Posted by Henry R32 #3730 on Thu Dec 6 19:30:00 2018, in response to The Complete Guide to Tokyo’s Trains & Subways, posted by italianstallion on Thu Dec 6 13:20:07 2018.Tokyo's commuter trains have a few things which make it a cut above the rest, even in other parts of Japan:
-JR East color codes their equipment by line, making identifying your train a lot easier.
-Musical tones while the train is in the station. You can tell your stop by sound if you're half asleep and it's too crowded to see out the window. Not to mention it being a clear indication of how much time you have before the doors will close [the original purpose].
-Guaranteed express-local transfer arrangements allow for everyone to benefit from express trains even if they use a local stop. The result is people spending the least amount of time on the train as necessary, which is clutch on lines where seats are jokingly referred to as urban legends.

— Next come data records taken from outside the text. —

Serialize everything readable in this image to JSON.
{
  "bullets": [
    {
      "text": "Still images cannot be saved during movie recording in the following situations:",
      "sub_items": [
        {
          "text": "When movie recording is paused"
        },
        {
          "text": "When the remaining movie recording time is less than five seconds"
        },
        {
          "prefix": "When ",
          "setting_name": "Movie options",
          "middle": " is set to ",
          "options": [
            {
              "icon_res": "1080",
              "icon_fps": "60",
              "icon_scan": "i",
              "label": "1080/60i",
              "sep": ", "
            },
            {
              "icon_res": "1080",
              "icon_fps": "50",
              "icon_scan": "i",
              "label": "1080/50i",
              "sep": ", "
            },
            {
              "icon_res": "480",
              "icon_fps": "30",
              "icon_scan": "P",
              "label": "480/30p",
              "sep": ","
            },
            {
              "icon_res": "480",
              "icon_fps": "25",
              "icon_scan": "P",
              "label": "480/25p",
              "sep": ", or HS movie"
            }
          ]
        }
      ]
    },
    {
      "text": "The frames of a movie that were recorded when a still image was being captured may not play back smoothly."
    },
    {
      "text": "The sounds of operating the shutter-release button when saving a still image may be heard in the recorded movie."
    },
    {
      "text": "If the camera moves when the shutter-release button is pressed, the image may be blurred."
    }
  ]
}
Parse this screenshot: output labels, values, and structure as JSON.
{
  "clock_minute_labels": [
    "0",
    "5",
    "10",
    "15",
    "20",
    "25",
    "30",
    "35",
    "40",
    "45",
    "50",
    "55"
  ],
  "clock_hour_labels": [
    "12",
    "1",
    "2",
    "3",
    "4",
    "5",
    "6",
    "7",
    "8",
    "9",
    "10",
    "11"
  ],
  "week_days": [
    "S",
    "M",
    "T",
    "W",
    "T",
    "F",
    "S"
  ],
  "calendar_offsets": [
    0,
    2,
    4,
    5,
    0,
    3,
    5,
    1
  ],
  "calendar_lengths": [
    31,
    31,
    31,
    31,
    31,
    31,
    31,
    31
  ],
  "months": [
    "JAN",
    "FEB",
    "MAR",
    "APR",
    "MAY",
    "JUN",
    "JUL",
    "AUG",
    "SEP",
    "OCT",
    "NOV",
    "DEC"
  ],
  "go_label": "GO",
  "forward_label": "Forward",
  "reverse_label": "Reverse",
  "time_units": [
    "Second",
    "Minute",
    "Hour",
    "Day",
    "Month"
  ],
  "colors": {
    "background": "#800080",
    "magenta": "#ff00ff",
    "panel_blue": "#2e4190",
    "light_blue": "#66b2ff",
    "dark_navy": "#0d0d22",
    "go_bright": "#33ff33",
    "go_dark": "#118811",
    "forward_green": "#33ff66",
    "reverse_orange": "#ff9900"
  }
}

-Service patterns will adjust middays and/or weekends to skip certain stops which either have low off-peak ridership or another line that serves them adequately enough. This is the exact opposite of what US commuter RRs do, whereby weekend trains will overserve intermediate stations, and making all midday trains stop at stations with no connecting buses that have long since filled their park and rides.
-The integrated commuter rail-subway arrangement allows for many one seat rides. For example, this past trip we went from our hotel along the Keikyu line to Skytree [terminus of the (A)sakusa line] without having to transfer or fight for a seat a second time.
-Distance based fares that are cheaper per mile than the peak DC metro fares, while turning an operating profit. Blows MTA/NJT fares out of the water.
Then there's the creature comforts:
-full restaurants, stores and vending machines within fare control
-coin lockers at every station to drop off bags, coats, etc.
-The smart card can be used to pay for food/vending and secure a coin locker (put stuff in locker, close door, scan pass... come back later, scan pass again, locker unlocks after deducting the appropriate rate).
-Regardless of what card you bought you can use it on all the rail lines in the region.
Of course, there's flaws:
-The integrated subway-commuter rail makes it hard to figure out simple things like "inbound" vs "outbound" while in the subway. The destination sign will show places sometimes a whole city away from Tokyo [the (F)ukutoshin line for example through routes to the Tokyo Toyoko commuter Line which through routes to the Yokohama subway Minato Mirai Line].
-The subway integration means you will almost always get a train labelled for a railroad you've never heard of / weren't planning on travelling on. If you're on the (F)ukutoshin line you will see Tokyu, Yokohama Subway, and Tokyo Metro trains. The (A)sakusa line you'll see Keikyu, Keisei, and Toei subway cars. The Han(Z)omon line has Tokyu and Tobu trains in addition to Tokyo Metro. Great for railfanning but confusing to newbies.
-The overcrowding and corresponding need for women-only cars, which is a confusing concept. They are only restricted for a few hours a day in certain sections, but those hours are not intuitive. For example one is AM rush hour and after 10:30 PM only. Easiest thing to do is make sure there's a large number of dudes in the car if you intend to board one labelled "women only". I say that because children and elderly are exempt, need dudes who are not at the ends of the age spectrum.